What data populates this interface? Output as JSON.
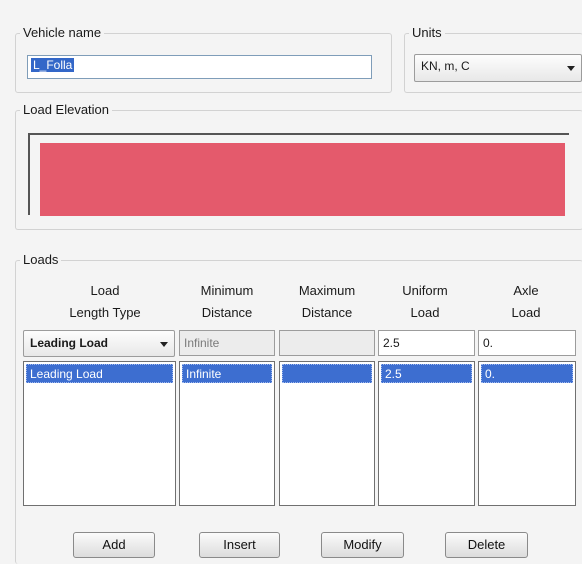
{
  "vehicle": {
    "title": "Vehicle name",
    "value": "L_Folla"
  },
  "units": {
    "title": "Units",
    "selected": "KN, m, C"
  },
  "elevation": {
    "title": "Load Elevation",
    "bar_color": "#e45a6c"
  },
  "loads": {
    "title": "Loads",
    "columns": [
      {
        "line1": "Load",
        "line2": "Length Type"
      },
      {
        "line1": "Minimum",
        "line2": "Distance"
      },
      {
        "line1": "Maximum",
        "line2": "Distance"
      },
      {
        "line1": "Uniform",
        "line2": "Load"
      },
      {
        "line1": "Axle",
        "line2": "Load"
      }
    ],
    "edit_row": {
      "length_type": "Leading Load",
      "min_distance": "Infinite",
      "max_distance": "",
      "uniform_load": "2.5",
      "axle_load": "0."
    },
    "rows": [
      {
        "length_type": "Leading Load",
        "min_distance": "Infinite",
        "max_distance": "",
        "uniform_load": "2.5",
        "axle_load": "0."
      }
    ]
  },
  "buttons": {
    "add": "Add",
    "insert": "Insert",
    "modify": "Modify",
    "delete": "Delete"
  },
  "colors": {
    "selection": "#3d6ed0",
    "accent_text_selected": "#ffffff"
  }
}
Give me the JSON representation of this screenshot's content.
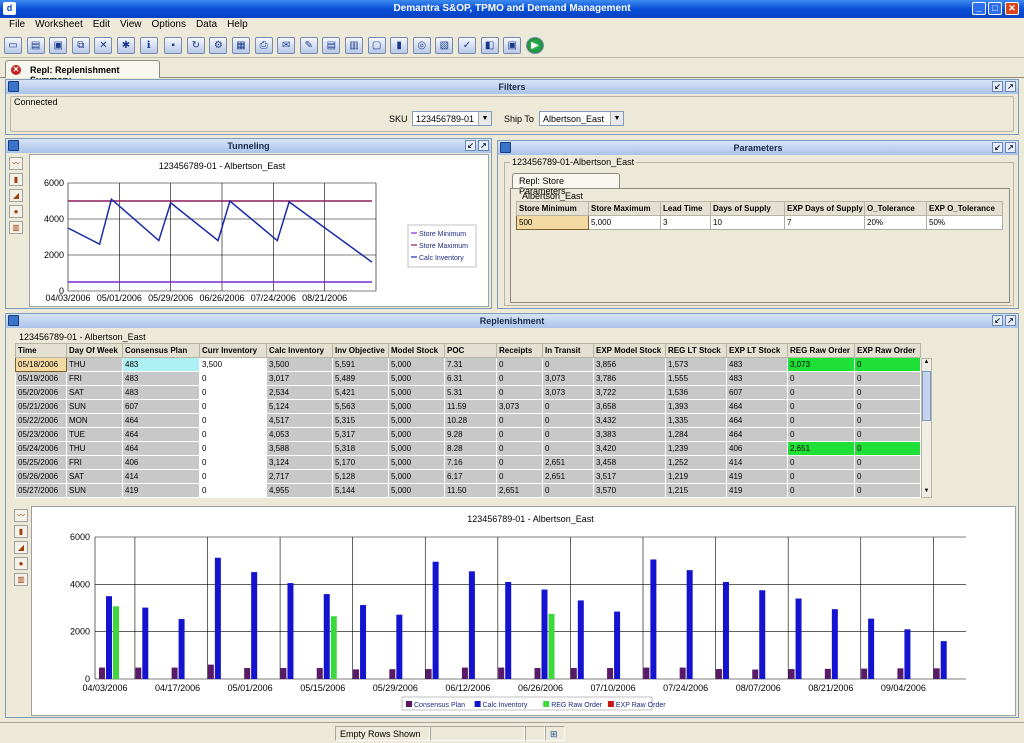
{
  "window": {
    "title": "Demantra S&OP, TPMO and Demand Management"
  },
  "menu": [
    "File",
    "Worksheet",
    "Edit",
    "View",
    "Options",
    "Data",
    "Help"
  ],
  "toolbar": {
    "icons": [
      "new-icon",
      "open-icon",
      "save-icon",
      "copy-icon",
      "delete-icon",
      "wizard-icon",
      "info-icon",
      "disabled-icon",
      "refresh-icon",
      "filter-icon",
      "calculator-icon",
      "print-icon",
      "email-icon",
      "export-icon",
      "layout-icon",
      "views-icon",
      "window-icon",
      "chart-icon",
      "tools-icon",
      "settings-icon",
      "options-icon",
      "bookmark-icon",
      "panel-icon",
      "go-icon"
    ]
  },
  "tab": {
    "label": "Repl: Replenishment Summary"
  },
  "filters": {
    "title": "Filters",
    "status": "Connected",
    "sku_label": "SKU",
    "sku_value": "123456789-01",
    "shipto_label": "Ship To",
    "shipto_value": "Albertson_East"
  },
  "tunneling": {
    "title": "Tunneling"
  },
  "parameters": {
    "title": "Parameters",
    "group": "123456789-01-Albertson_East",
    "subtab": "Repl: Store Parameters",
    "location": "Albertson_East",
    "headers": [
      "Store Minimum",
      "Store Maximum",
      "Lead Time",
      "Days of Supply",
      "EXP Days of Supply",
      "O_Tolerance",
      "EXP O_Tolerance"
    ],
    "row": [
      "500",
      "5,000",
      "3",
      "10",
      "7",
      "20%",
      "50%"
    ]
  },
  "replenishment": {
    "title": "Replenishment",
    "group": "123456789-01 - Albertson_East",
    "headers": [
      "Time",
      "Day Of Week",
      "Consensus Plan",
      "Curr Inventory",
      "Calc Inventory",
      "Inv Objective",
      "Model Stock",
      "POC",
      "Receipts",
      "In Transit",
      "EXP Model Stock",
      "REG LT Stock",
      "EXP LT Stock",
      "REG Raw Order",
      "EXP Raw Order"
    ],
    "rows": [
      [
        "05/18/2006",
        "THU",
        "483",
        "3,500",
        "3,500",
        "5,591",
        "5,000",
        "7.31",
        "0",
        "0",
        "3,856",
        "1,573",
        "483",
        "3,073",
        "0"
      ],
      [
        "05/19/2006",
        "FRI",
        "483",
        "0",
        "3,017",
        "5,489",
        "5,000",
        "6.31",
        "0",
        "3,073",
        "3,786",
        "1,555",
        "483",
        "0",
        "0"
      ],
      [
        "05/20/2006",
        "SAT",
        "483",
        "0",
        "2,534",
        "5,421",
        "5,000",
        "5.31",
        "0",
        "3,073",
        "3,722",
        "1,536",
        "607",
        "0",
        "0"
      ],
      [
        "05/21/2006",
        "SUN",
        "607",
        "0",
        "5,124",
        "5,563",
        "5,000",
        "11.59",
        "3,073",
        "0",
        "3,658",
        "1,393",
        "464",
        "0",
        "0"
      ],
      [
        "05/22/2006",
        "MON",
        "464",
        "0",
        "4,517",
        "5,315",
        "5,000",
        "10.28",
        "0",
        "0",
        "3,432",
        "1,335",
        "464",
        "0",
        "0"
      ],
      [
        "05/23/2006",
        "TUE",
        "464",
        "0",
        "4,053",
        "5,317",
        "5,000",
        "9.28",
        "0",
        "0",
        "3,383",
        "1,284",
        "464",
        "0",
        "0"
      ],
      [
        "05/24/2006",
        "THU",
        "464",
        "0",
        "3,588",
        "5,318",
        "5,000",
        "8.28",
        "0",
        "0",
        "3,420",
        "1,239",
        "406",
        "2,651",
        "0"
      ],
      [
        "05/25/2006",
        "FRI",
        "406",
        "0",
        "3,124",
        "5,170",
        "5,000",
        "7.16",
        "0",
        "2,651",
        "3,458",
        "1,252",
        "414",
        "0",
        "0"
      ],
      [
        "05/26/2006",
        "SAT",
        "414",
        "0",
        "2,717",
        "5,128",
        "5,000",
        "6.17",
        "0",
        "2,651",
        "3,517",
        "1,219",
        "419",
        "0",
        "0"
      ],
      [
        "05/27/2006",
        "SUN",
        "419",
        "0",
        "4,955",
        "5,144",
        "5,000",
        "11.50",
        "2,651",
        "0",
        "3,570",
        "1,215",
        "419",
        "0",
        "0"
      ]
    ]
  },
  "status": {
    "text": "Empty Rows Shown"
  },
  "chart_data": [
    {
      "type": "line",
      "title": "123456789-01 - Albertson_East",
      "ylim": [
        0,
        6000
      ],
      "yticks": [
        0,
        2000,
        4000,
        6000
      ],
      "xticks": [
        "04/03/2006",
        "05/01/2006",
        "05/29/2006",
        "06/26/2006",
        "07/24/2006",
        "08/21/2006"
      ],
      "x": [
        0,
        8,
        11,
        23,
        26,
        38,
        41,
        53,
        56,
        77
      ],
      "series": [
        {
          "name": "Store Minimum",
          "color": "#7a2bd6",
          "values": [
            500,
            500,
            500,
            500,
            500,
            500,
            500,
            500,
            500,
            500
          ]
        },
        {
          "name": "Store Maximum",
          "color": "#8a1a5a",
          "values": [
            5000,
            5000,
            5000,
            5000,
            5000,
            5000,
            5000,
            5000,
            5000,
            5000
          ]
        },
        {
          "name": "Calc Inventory",
          "color": "#1a2aa8",
          "values": [
            3500,
            2600,
            5100,
            2800,
            4900,
            2800,
            5000,
            2800,
            4950,
            1600
          ]
        }
      ],
      "x_domain": [
        0,
        78
      ],
      "legend": "right",
      "grid": true
    },
    {
      "type": "bar",
      "title": "123456789-01 - Albertson_East",
      "ylim": [
        0,
        6000
      ],
      "yticks": [
        0,
        2000,
        4000,
        6000
      ],
      "xticks": [
        "04/03/2006",
        "04/17/2006",
        "05/01/2006",
        "05/15/2006",
        "05/29/2006",
        "06/12/2006",
        "06/26/2006",
        "07/10/2006",
        "07/24/2006",
        "08/07/2006",
        "08/21/2006",
        "09/04/2006"
      ],
      "legend": "bottom",
      "grid": true,
      "series": [
        {
          "name": "Consensus Plan",
          "color": "#5a1a6a",
          "values": [
            483,
            483,
            483,
            607,
            464,
            464,
            464,
            406,
            414,
            419,
            483,
            483,
            464,
            464,
            464,
            483,
            483,
            420,
            400,
            420,
            430,
            440,
            450,
            450
          ]
        },
        {
          "name": "Calc Inventory",
          "color": "#1414d0",
          "values": [
            3500,
            3017,
            2534,
            5124,
            4517,
            4053,
            3588,
            3124,
            2717,
            4955,
            4550,
            4100,
            3780,
            3320,
            2850,
            5050,
            4600,
            4100,
            3750,
            3400,
            2950,
            2550,
            2100,
            1600
          ]
        },
        {
          "name": "REG Raw Order",
          "color": "#3cd83c",
          "values": [
            3073,
            0,
            0,
            0,
            0,
            0,
            2651,
            0,
            0,
            0,
            0,
            0,
            2750,
            0,
            0,
            0,
            0,
            0,
            0,
            0,
            0,
            0,
            0,
            0
          ]
        },
        {
          "name": "EXP Raw Order",
          "color": "#c81818",
          "values": [
            0,
            0,
            0,
            0,
            0,
            0,
            0,
            0,
            0,
            0,
            0,
            0,
            0,
            0,
            0,
            0,
            0,
            0,
            0,
            0,
            0,
            0,
            0,
            0
          ]
        }
      ]
    }
  ]
}
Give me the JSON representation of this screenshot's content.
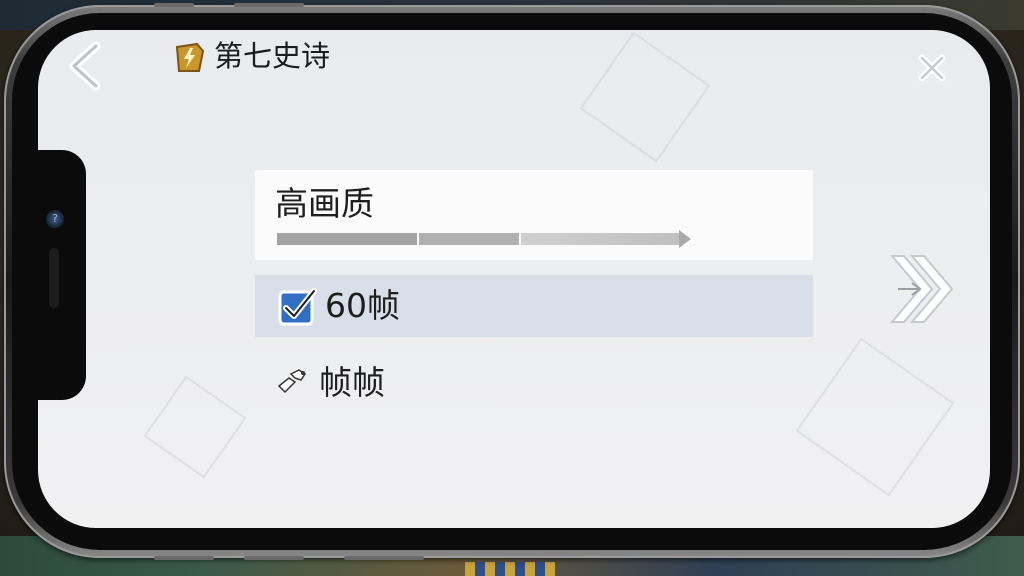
{
  "header": {
    "title": "第七史诗",
    "title_icon": "lightning-app-icon",
    "back_icon": "chevron-left-icon",
    "close_icon": "close-x-icon"
  },
  "quality": {
    "label": "高画质"
  },
  "fps_option": {
    "label": "60帧",
    "checked": true
  },
  "frames_option": {
    "label": "帧帧",
    "icon": "wrench-settings-icon"
  },
  "next_icon": "double-arrow-right-icon",
  "colors": {
    "checkbox_fill": "#2f6fc4",
    "row_highlight": "#d9dfe8",
    "title_icon_gold": "#c9962b"
  }
}
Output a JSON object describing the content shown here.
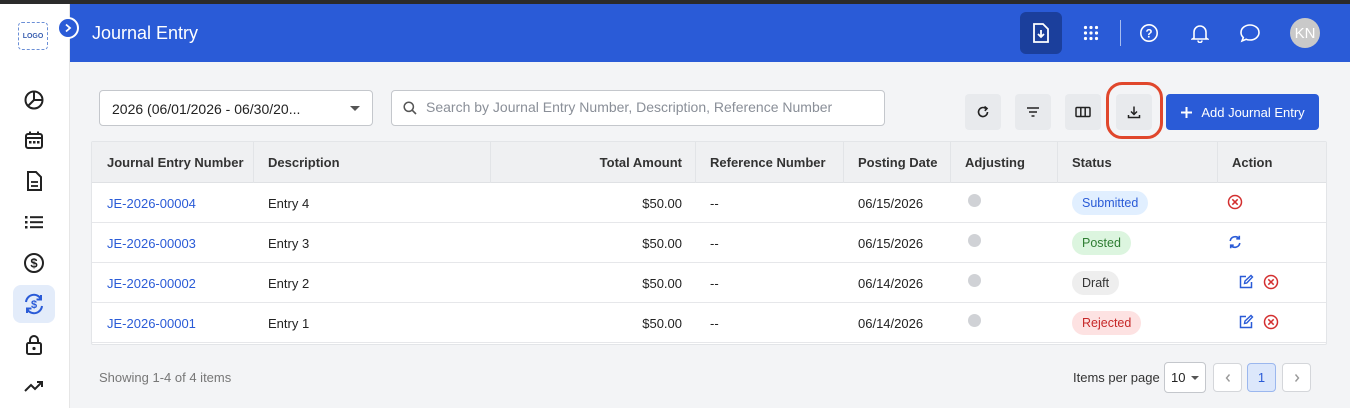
{
  "sidebar": {
    "logo_text": "LOGO",
    "icons": [
      "dashboard-icon",
      "calendar-icon",
      "document-icon",
      "list-icon",
      "dollar-icon",
      "currency-exchange-icon",
      "lock-icon",
      "trending-icon"
    ],
    "active_icon": "currency-exchange-icon"
  },
  "header": {
    "title": "Journal Entry",
    "avatar_initials": "KN",
    "icons": [
      "download-file-icon",
      "apps-grid-icon",
      "help-icon",
      "bell-icon",
      "chat-icon"
    ]
  },
  "toolbar": {
    "year_select": "2026 (06/01/2026 - 06/30/20...",
    "search_placeholder": "Search by Journal Entry Number, Description, Reference Number",
    "search_value": "",
    "add_label": "Add Journal Entry",
    "tool_icons": [
      "refresh-icon",
      "filter-icon",
      "columns-icon",
      "download-icon"
    ]
  },
  "table": {
    "columns": [
      "Journal Entry Number",
      "Description",
      "Total Amount",
      "Reference Number",
      "Posting Date",
      "Adjusting",
      "Status",
      "Action"
    ],
    "rows": [
      {
        "number": "JE-2026-00004",
        "description": "Entry 4",
        "amount": "$50.00",
        "reference": "--",
        "date": "06/15/2026",
        "status": "Submitted",
        "actions": [
          "cancel-icon"
        ]
      },
      {
        "number": "JE-2026-00003",
        "description": "Entry 3",
        "amount": "$50.00",
        "reference": "--",
        "date": "06/15/2026",
        "status": "Posted",
        "actions": [
          "reverse-icon"
        ]
      },
      {
        "number": "JE-2026-00002",
        "description": "Entry 2",
        "amount": "$50.00",
        "reference": "--",
        "date": "06/14/2026",
        "status": "Draft",
        "actions": [
          "edit-icon",
          "cancel-icon"
        ]
      },
      {
        "number": "JE-2026-00001",
        "description": "Entry 1",
        "amount": "$50.00",
        "reference": "--",
        "date": "06/14/2026",
        "status": "Rejected",
        "actions": [
          "edit-icon",
          "cancel-icon"
        ]
      }
    ]
  },
  "status_colors": {
    "Submitted": {
      "bg": "#e1efff",
      "fg": "#2a5bd7"
    },
    "Posted": {
      "bg": "#dcf5df",
      "fg": "#2e7d32"
    },
    "Draft": {
      "bg": "#eeeeee",
      "fg": "#333333"
    },
    "Rejected": {
      "bg": "#fde2e2",
      "fg": "#c62828"
    }
  },
  "footer": {
    "showing": "Showing 1-4 of 4 items",
    "items_per_page_label": "Items per page",
    "items_per_page": "10",
    "current_page": "1"
  },
  "colors": {
    "brand": "#2a5bd7",
    "highlight": "#e0472c"
  }
}
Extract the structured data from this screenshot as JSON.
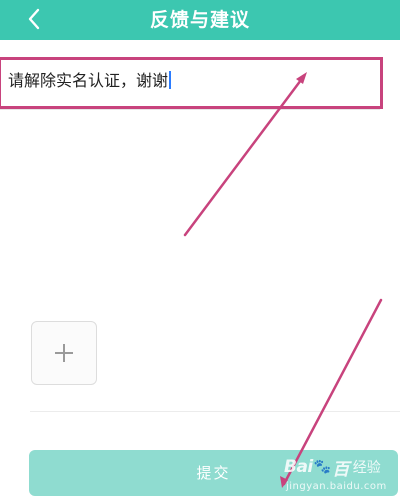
{
  "header": {
    "title": "反馈与建议",
    "back_icon": "chevron-left-icon",
    "background_color": "#3cc7b0"
  },
  "feedback": {
    "text": "请解除实名认证，谢谢"
  },
  "attachment": {
    "add_icon": "plus-icon"
  },
  "submit": {
    "label": "提交",
    "background_color": "#8fdcd0"
  },
  "annotation": {
    "color": "#c8437d"
  },
  "watermark": {
    "brand": "Bai",
    "brand_suffix": "百",
    "paw_symbol": "🐾",
    "label": "经验",
    "url": "jingyan.baidu.com"
  }
}
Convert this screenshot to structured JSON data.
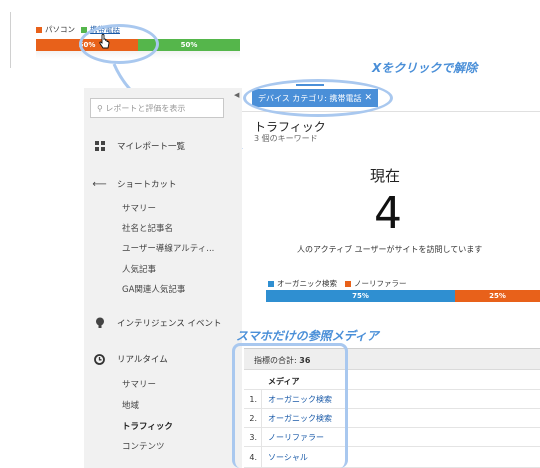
{
  "mini_chart": {
    "legend": [
      {
        "label": "パソコン",
        "color": "#e8611a"
      },
      {
        "label": "携帯電話",
        "color": "#55b64b"
      }
    ],
    "segments": [
      {
        "label": "50%",
        "value": 50,
        "color": "#e8611a"
      },
      {
        "label": "50%",
        "value": 50,
        "color": "#55b64b"
      }
    ]
  },
  "annotations": {
    "click_to_clear": "Xをクリックで解除",
    "smartphone_only": "スマホだけの参照メディア"
  },
  "filter_chip": {
    "label": "デバイス カテゴリ: 携帯電話",
    "close": "✕"
  },
  "sidebar": {
    "search_placeholder": "レポートと評価を表示",
    "my_reports": "マイレポート一覧",
    "shortcuts": "ショートカット",
    "shortcut_items": [
      "サマリー",
      "社名と記事名",
      "ユーザー導線アルティ...",
      "人気記事",
      "GA関連人気記事"
    ],
    "intelligence": "インテリジェンス イベント",
    "realtime": "リアルタイム",
    "realtime_items": [
      "サマリー",
      "地域",
      "トラフィック",
      "コンテンツ"
    ],
    "collapse": "◀"
  },
  "main": {
    "title": "トラフィック",
    "subtitle": "3 個のキーワード",
    "now_label": "現在",
    "now_value": "4",
    "now_desc": "人のアクティブ ユーザーがサイトを訪問しています"
  },
  "medium_chart": {
    "legend": [
      {
        "label": "オーガニック検索",
        "color": "#2f8fd1"
      },
      {
        "label": "ノーリファラー",
        "color": "#e8611a"
      }
    ],
    "segments": [
      {
        "label": "75%",
        "value": 75,
        "color": "#2f8fd1"
      },
      {
        "label": "25%",
        "value": 25,
        "color": "#e8611a"
      }
    ]
  },
  "table": {
    "total_label": "指標の合計: ",
    "total_value": "36",
    "column": "メディア",
    "rows": [
      {
        "num": "1.",
        "name": "オーガニック検索"
      },
      {
        "num": "2.",
        "name": "オーガニック検索"
      },
      {
        "num": "3.",
        "name": "ノーリファラー"
      },
      {
        "num": "4.",
        "name": "ソーシャル"
      }
    ]
  },
  "colors": {
    "accent_blue": "#4a8fd8",
    "annotation_ring": "#a9c8ef"
  }
}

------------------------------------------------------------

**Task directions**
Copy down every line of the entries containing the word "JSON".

**Answer box**
What data populates this interface? Output as JSON.
Give me the JSON representation of this screenshot's content.
Give me the JSON representation of this screenshot's content.
Output a JSON object describing the content shown here.
Extract the structured data from this screenshot as JSON.
Convert this screenshot to structured JSON data.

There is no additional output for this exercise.